Each record below is to be copied exactly; the pictures are to be omitted.

(Data records for software interfaces)
==========

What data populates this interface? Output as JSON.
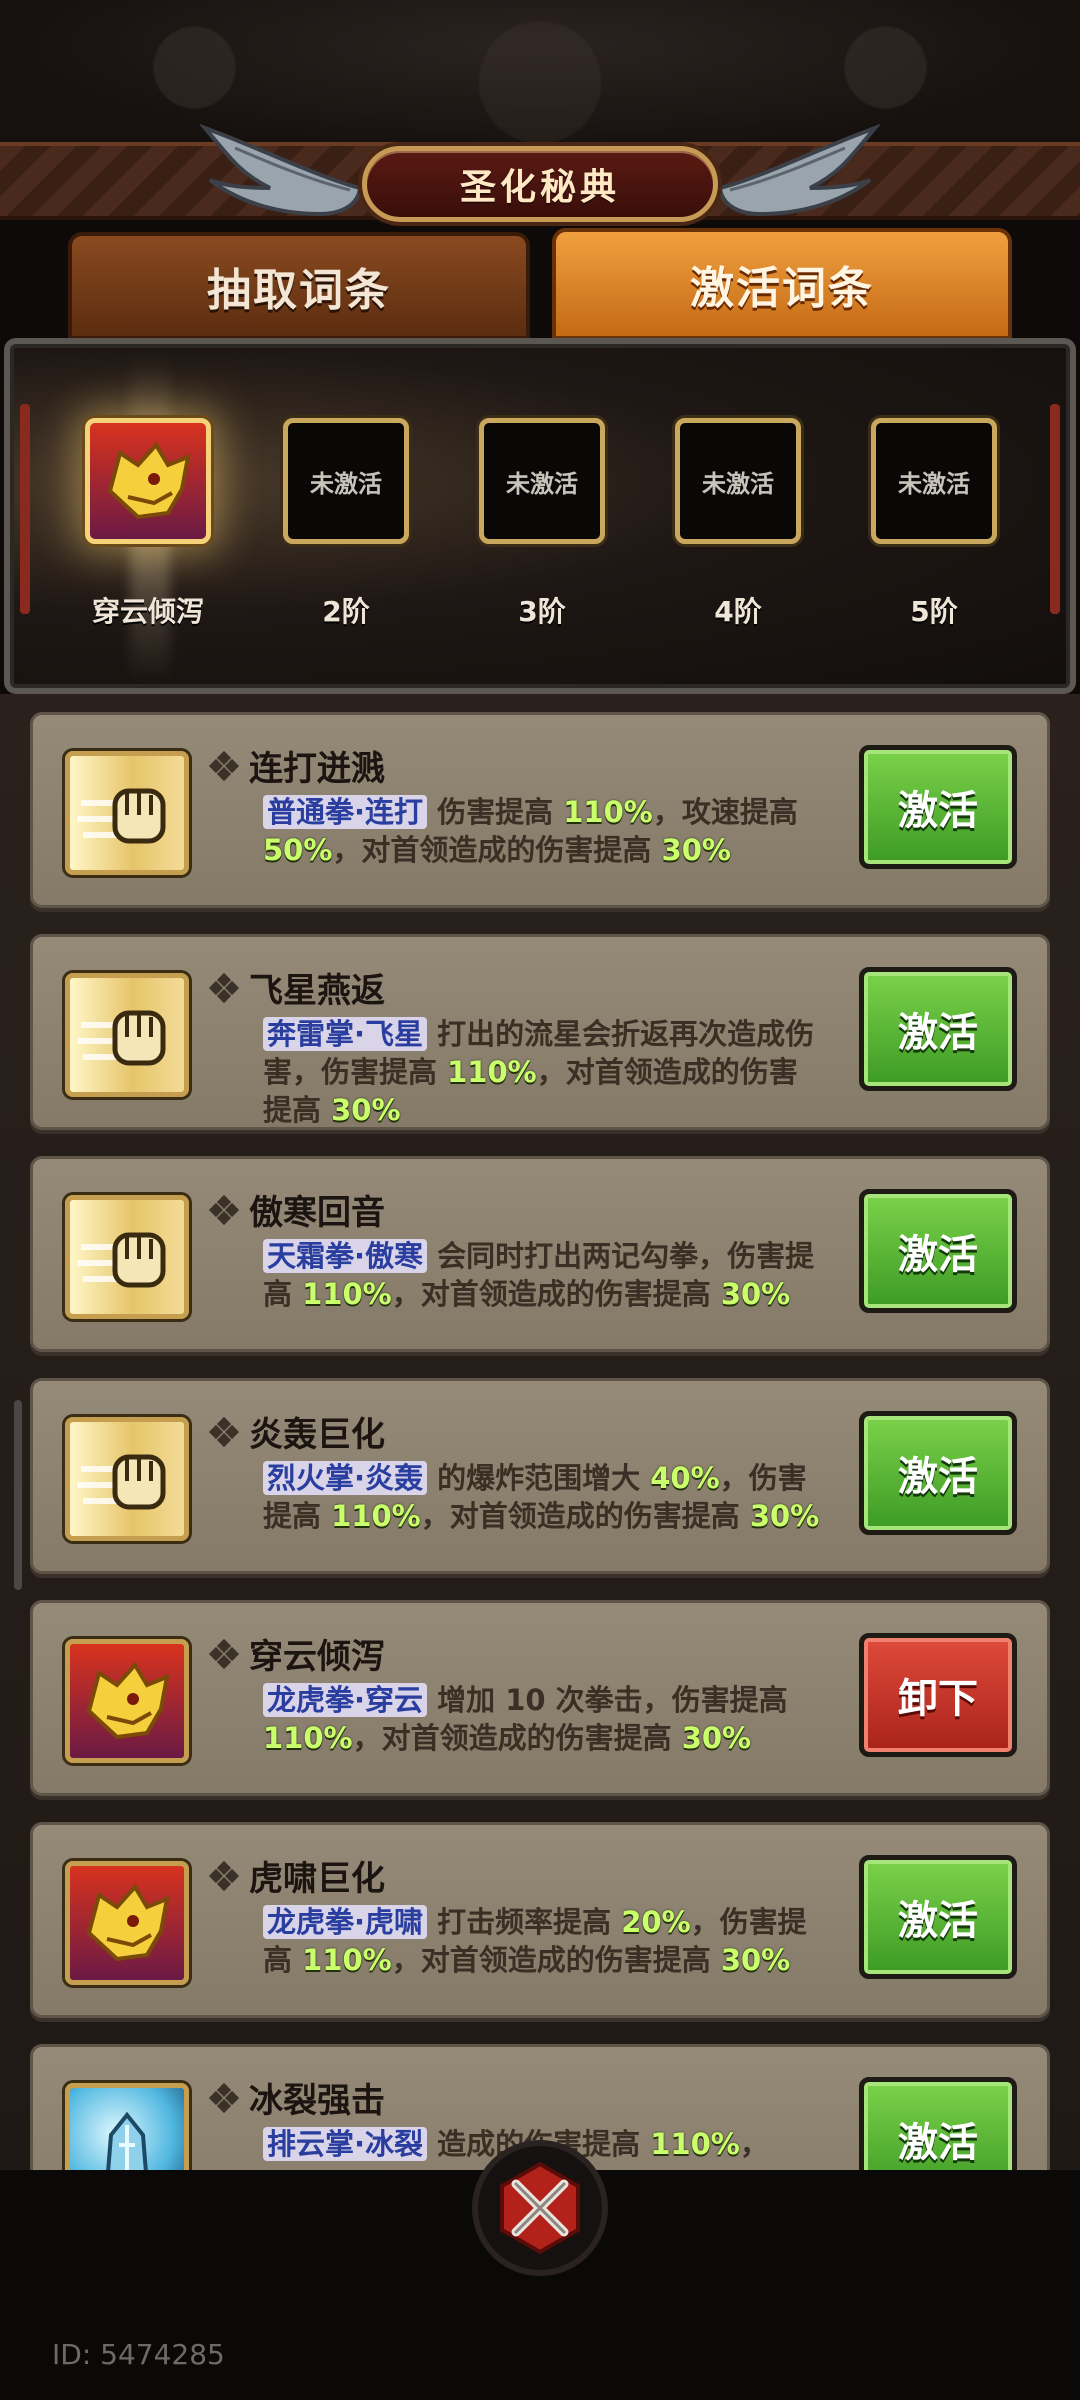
{
  "header": {
    "title": "圣化秘典"
  },
  "tabs": [
    {
      "label": "抽取词条",
      "active": false
    },
    {
      "label": "激活词条",
      "active": true
    }
  ],
  "stages": [
    {
      "label": "穿云倾泻",
      "slot_text": "",
      "active": true
    },
    {
      "label": "2阶",
      "slot_text": "未激活",
      "active": false
    },
    {
      "label": "3阶",
      "slot_text": "未激活",
      "active": false
    },
    {
      "label": "4阶",
      "slot_text": "未激活",
      "active": false
    },
    {
      "label": "5阶",
      "slot_text": "未激活",
      "active": false
    }
  ],
  "abilities": [
    {
      "name": "连打迸溅",
      "icon": "fist-icon",
      "desc": [
        {
          "t": "普通拳·连打",
          "k": "skill"
        },
        {
          "t": " 伤害提高 "
        },
        {
          "t": "110%",
          "k": "num"
        },
        {
          "t": "，攻速提高 "
        },
        {
          "t": "50%",
          "k": "num"
        },
        {
          "t": "，对首领造成的伤害提高 "
        },
        {
          "t": "30%",
          "k": "num"
        }
      ],
      "button": "激活",
      "button_type": "activate"
    },
    {
      "name": "飞星燕返",
      "icon": "fist-icon",
      "desc": [
        {
          "t": "奔雷掌·飞星",
          "k": "skill"
        },
        {
          "t": " 打出的流星会折返再次造成伤害，伤害提高 "
        },
        {
          "t": "110%",
          "k": "num"
        },
        {
          "t": "，对首领造成的伤害提高 "
        },
        {
          "t": "30%",
          "k": "num"
        }
      ],
      "button": "激活",
      "button_type": "activate"
    },
    {
      "name": "傲寒回音",
      "icon": "fist-icon",
      "desc": [
        {
          "t": "天霜拳·傲寒",
          "k": "skill"
        },
        {
          "t": " 会同时打出两记勾拳，伤害提高 "
        },
        {
          "t": "110%",
          "k": "num"
        },
        {
          "t": "，对首领造成的伤害提高 "
        },
        {
          "t": "30%",
          "k": "num"
        }
      ],
      "button": "激活",
      "button_type": "activate"
    },
    {
      "name": "炎轰巨化",
      "icon": "fist-icon",
      "desc": [
        {
          "t": "烈火掌·炎轰",
          "k": "skill"
        },
        {
          "t": " 的爆炸范围增大 "
        },
        {
          "t": "40%",
          "k": "num"
        },
        {
          "t": "，伤害提高 "
        },
        {
          "t": "110%",
          "k": "num"
        },
        {
          "t": "，对首领造成的伤害提高 "
        },
        {
          "t": "30%",
          "k": "num"
        }
      ],
      "button": "激活",
      "button_type": "activate"
    },
    {
      "name": "穿云倾泻",
      "icon": "tiger-icon",
      "desc": [
        {
          "t": "龙虎拳·穿云",
          "k": "skill"
        },
        {
          "t": " 增加 10 次拳击，伤害提高 "
        },
        {
          "t": "110%",
          "k": "num"
        },
        {
          "t": "，对首领造成的伤害提高 "
        },
        {
          "t": "30%",
          "k": "num"
        }
      ],
      "button": "卸下",
      "button_type": "unequip"
    },
    {
      "name": "虎啸巨化",
      "icon": "tiger-icon",
      "desc": [
        {
          "t": "龙虎拳·虎啸",
          "k": "skill"
        },
        {
          "t": " 打击频率提高 "
        },
        {
          "t": "20%",
          "k": "num"
        },
        {
          "t": "，伤害提高 "
        },
        {
          "t": "110%",
          "k": "num"
        },
        {
          "t": "，对首领造成的伤害提高 "
        },
        {
          "t": "30%",
          "k": "num"
        }
      ],
      "button": "激活",
      "button_type": "activate"
    },
    {
      "name": "冰裂强击",
      "icon": "ice-icon",
      "desc": [
        {
          "t": "排云掌·冰裂",
          "k": "skill"
        },
        {
          "t": " 造成的伤害提高 "
        },
        {
          "t": "110%",
          "k": "num"
        },
        {
          "t": "，"
        }
      ],
      "button": "激活",
      "button_type": "activate"
    }
  ],
  "footer": {
    "id_text": "ID: 5474285"
  }
}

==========

Final answer:
What data populates this interface? Output as JSON.
{
  "header": {
    "title": "圣化秘典"
  },
  "tabs": [
    {
      "label": "抽取词条",
      "active": false
    },
    {
      "label": "激活词条",
      "active": true
    }
  ],
  "stages": [
    {
      "label": "穿云倾泻",
      "slot_text": "",
      "active": true
    },
    {
      "label": "2阶",
      "slot_text": "未激活",
      "active": false
    },
    {
      "label": "3阶",
      "slot_text": "未激活",
      "active": false
    },
    {
      "label": "4阶",
      "slot_text": "未激活",
      "active": false
    },
    {
      "label": "5阶",
      "slot_text": "未激活",
      "active": false
    }
  ],
  "abilities": [
    {
      "name": "连打迸溅",
      "icon": "fist-icon",
      "desc": [
        {
          "t": "普通拳·连打",
          "k": "skill"
        },
        {
          "t": " 伤害提高 "
        },
        {
          "t": "110%",
          "k": "num"
        },
        {
          "t": "，攻速提高 "
        },
        {
          "t": "50%",
          "k": "num"
        },
        {
          "t": "，对首领造成的伤害提高 "
        },
        {
          "t": "30%",
          "k": "num"
        }
      ],
      "button": "激活",
      "button_type": "activate"
    },
    {
      "name": "飞星燕返",
      "icon": "fist-icon",
      "desc": [
        {
          "t": "奔雷掌·飞星",
          "k": "skill"
        },
        {
          "t": " 打出的流星会折返再次造成伤害，伤害提高 "
        },
        {
          "t": "110%",
          "k": "num"
        },
        {
          "t": "，对首领造成的伤害提高 "
        },
        {
          "t": "30%",
          "k": "num"
        }
      ],
      "button": "激活",
      "button_type": "activate"
    },
    {
      "name": "傲寒回音",
      "icon": "fist-icon",
      "desc": [
        {
          "t": "天霜拳·傲寒",
          "k": "skill"
        },
        {
          "t": " 会同时打出两记勾拳，伤害提高 "
        },
        {
          "t": "110%",
          "k": "num"
        },
        {
          "t": "，对首领造成的伤害提高 "
        },
        {
          "t": "30%",
          "k": "num"
        }
      ],
      "button": "激活",
      "button_type": "activate"
    },
    {
      "name": "炎轰巨化",
      "icon": "fist-icon",
      "desc": [
        {
          "t": "烈火掌·炎轰",
          "k": "skill"
        },
        {
          "t": " 的爆炸范围增大 "
        },
        {
          "t": "40%",
          "k": "num"
        },
        {
          "t": "，伤害提高 "
        },
        {
          "t": "110%",
          "k": "num"
        },
        {
          "t": "，对首领造成的伤害提高 "
        },
        {
          "t": "30%",
          "k": "num"
        }
      ],
      "button": "激活",
      "button_type": "activate"
    },
    {
      "name": "穿云倾泻",
      "icon": "tiger-icon",
      "desc": [
        {
          "t": "龙虎拳·穿云",
          "k": "skill"
        },
        {
          "t": " 增加 10 次拳击，伤害提高 "
        },
        {
          "t": "110%",
          "k": "num"
        },
        {
          "t": "，对首领造成的伤害提高 "
        },
        {
          "t": "30%",
          "k": "num"
        }
      ],
      "button": "卸下",
      "button_type": "unequip"
    },
    {
      "name": "虎啸巨化",
      "icon": "tiger-icon",
      "desc": [
        {
          "t": "龙虎拳·虎啸",
          "k": "skill"
        },
        {
          "t": " 打击频率提高 "
        },
        {
          "t": "20%",
          "k": "num"
        },
        {
          "t": "，伤害提高 "
        },
        {
          "t": "110%",
          "k": "num"
        },
        {
          "t": "，对首领造成的伤害提高 "
        },
        {
          "t": "30%",
          "k": "num"
        }
      ],
      "button": "激活",
      "button_type": "activate"
    },
    {
      "name": "冰裂强击",
      "icon": "ice-icon",
      "desc": [
        {
          "t": "排云掌·冰裂",
          "k": "skill"
        },
        {
          "t": " 造成的伤害提高 "
        },
        {
          "t": "110%",
          "k": "num"
        },
        {
          "t": "，"
        }
      ],
      "button": "激活",
      "button_type": "activate"
    }
  ],
  "footer": {
    "id_text": "ID: 5474285"
  }
}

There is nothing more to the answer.